On the contrary, I'm happy to get bug fixes!
Seen it every time now so maybe it's worth a note... It might probably help if you could post links to both 32bit and 64bit driver versions, not just the latter...
I still have to turn off composite when running certain things. How long has this been going on for?
Unfortunately, every single compositor in linux doesn't work properly with Nvidia.
Originally Posted by storma
All Xrender compositors have tearing because xrender extensions doesn't support vsync, and xorg never added support for it.
Most openlgl compositors also have issues. Kwin and Mutter tears with vsync, Compiz have terrible performance while dragging windows and also playing games.
The only opengl compositor that works as it should is E17 compositor, but it's not standalone and I don't like E17.
Dev's never bothered to fix these problems and blame Nvidia drivers for their incompetence. Windows have a perfect composite desktop with no performance hit and is tear free, so don't blame Nvidia drivers.
Weston compositor is the last hope of getting this fixed.
Yeah... or how about simply working even when Optimus is disabled. My Thinkpad T520's firmware settings can be configured for integrated, discrete, or Optimus. When I choose discrete, the Nouveau drivers for X will load fine, but the nVidia binary blob won't.
Originally Posted by spykes
One thing's for sure... when Steam for Linux comes out... I'll be sticking with Windows.
I must say I'm concerned about the lasting "first impressions" impact there will be when Steam for Linux is released... hmm, let me explain what I mean.
Originally Posted by johnc

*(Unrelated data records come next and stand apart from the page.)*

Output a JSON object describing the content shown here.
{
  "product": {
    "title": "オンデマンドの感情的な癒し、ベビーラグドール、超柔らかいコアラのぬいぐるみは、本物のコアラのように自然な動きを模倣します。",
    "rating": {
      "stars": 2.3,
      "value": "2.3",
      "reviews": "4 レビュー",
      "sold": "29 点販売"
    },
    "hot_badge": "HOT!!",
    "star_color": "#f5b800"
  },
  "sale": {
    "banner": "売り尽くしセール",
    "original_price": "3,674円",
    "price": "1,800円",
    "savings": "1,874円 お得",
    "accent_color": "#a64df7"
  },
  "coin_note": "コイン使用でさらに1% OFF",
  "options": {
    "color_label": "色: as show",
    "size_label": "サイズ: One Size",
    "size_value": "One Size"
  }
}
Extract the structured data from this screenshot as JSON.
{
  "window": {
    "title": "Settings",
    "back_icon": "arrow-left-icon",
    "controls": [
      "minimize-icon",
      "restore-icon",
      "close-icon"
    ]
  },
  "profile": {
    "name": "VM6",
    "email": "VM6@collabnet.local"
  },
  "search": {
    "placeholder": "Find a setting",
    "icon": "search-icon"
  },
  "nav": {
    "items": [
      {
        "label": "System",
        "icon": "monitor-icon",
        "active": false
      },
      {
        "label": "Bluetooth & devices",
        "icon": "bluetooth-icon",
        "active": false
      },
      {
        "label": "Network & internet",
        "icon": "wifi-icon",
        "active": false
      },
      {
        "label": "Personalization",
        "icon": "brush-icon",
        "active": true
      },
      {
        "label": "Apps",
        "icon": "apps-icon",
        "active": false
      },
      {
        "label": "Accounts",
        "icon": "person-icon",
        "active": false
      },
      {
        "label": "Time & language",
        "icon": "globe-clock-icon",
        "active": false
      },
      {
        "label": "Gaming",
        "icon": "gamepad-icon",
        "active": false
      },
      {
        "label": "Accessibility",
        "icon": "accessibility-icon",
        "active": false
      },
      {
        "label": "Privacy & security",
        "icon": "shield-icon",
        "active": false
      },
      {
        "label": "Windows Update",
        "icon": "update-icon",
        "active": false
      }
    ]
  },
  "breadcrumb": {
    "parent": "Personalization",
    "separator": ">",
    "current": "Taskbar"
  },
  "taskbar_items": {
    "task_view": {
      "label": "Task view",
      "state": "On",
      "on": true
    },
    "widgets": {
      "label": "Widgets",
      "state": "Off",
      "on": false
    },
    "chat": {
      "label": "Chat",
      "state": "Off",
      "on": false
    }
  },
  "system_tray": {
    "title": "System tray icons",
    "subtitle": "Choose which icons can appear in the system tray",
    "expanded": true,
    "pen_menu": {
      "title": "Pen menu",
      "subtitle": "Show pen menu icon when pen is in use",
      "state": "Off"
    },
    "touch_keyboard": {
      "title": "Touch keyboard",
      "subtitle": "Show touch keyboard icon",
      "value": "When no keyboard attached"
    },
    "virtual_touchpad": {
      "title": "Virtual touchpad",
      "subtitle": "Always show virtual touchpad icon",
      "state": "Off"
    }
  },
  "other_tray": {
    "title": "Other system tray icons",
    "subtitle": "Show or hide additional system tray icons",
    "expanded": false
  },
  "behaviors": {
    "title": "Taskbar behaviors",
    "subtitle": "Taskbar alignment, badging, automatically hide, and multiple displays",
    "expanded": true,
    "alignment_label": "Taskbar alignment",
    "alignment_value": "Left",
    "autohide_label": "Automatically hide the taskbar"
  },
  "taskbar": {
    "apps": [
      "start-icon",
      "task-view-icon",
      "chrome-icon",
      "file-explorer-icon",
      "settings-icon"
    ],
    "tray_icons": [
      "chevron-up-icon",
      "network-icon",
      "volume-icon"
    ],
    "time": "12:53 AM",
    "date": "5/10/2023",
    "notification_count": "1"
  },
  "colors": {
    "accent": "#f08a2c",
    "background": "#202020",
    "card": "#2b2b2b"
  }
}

There's quite a few people at my work who have now switched to Linux, including one who was pretty much a hard-core brainwashed Windows user just a few years back. I've noticed that due to my using different Linux variants for a while now that I've just become used to all the little niggling issues that need to be worked around, and I first buy hardware that I know will perform well in Linux. People new to the OS don't know straight up that hardware X or driver Y might not work well for gaming. I have had numerous questions from newcomers and many disappointed looks when they come across problem after problem such as graphics driver woes, dependency problems, even simple things like ALT+TAB not working while gaming (lots of UT2004 players at my office)...
I'm worried that Steam for Linux might convince a number of people to try out Linux, but when they do try it they'll have problem X (e.g. no direct rendering from their discrete card due to lack of support for an Optimus setup) which will leave a bad taste in their mouth when they don't know how to solve it or work around it.
</end offtopic rant>
IME it has nothing to do with hardware X or driver Y.
What used to simply "just work" in Ubuntu 10.10 / 11.04 does not, at all, work anymore. It just doesn't work. I don't know how else to explain it. It's like the Apple philosophy reversed. Despite the 400 million trillion patches sent out for unity / compiz, the OS just plain simply does not work, especially for gaming.
Just the other day I had to dip into XBMC to check something out and that's when I realized that the program is absolutely, 100% completely unusable in Ubuntu 12.04 (w/ -proposed repository for the latest unity updates). Literally so choppy as to be unusable -- on a Core i7 w/ a GeForce 570. This program used to be 100% smooth and flawless on 11.04.
So between the ridiculous tearing, awful performance, desktop that doesn't work and the fact that game selections will be limited, I see no reason to move my gaming experience to something far far inferior.
In the 10.10 days I could play Doom3 without any problems, but that's not the case anymore.
Or maybe it's just time to dump Ubuntu. I thought it was supposed to be the "Linux for human beings".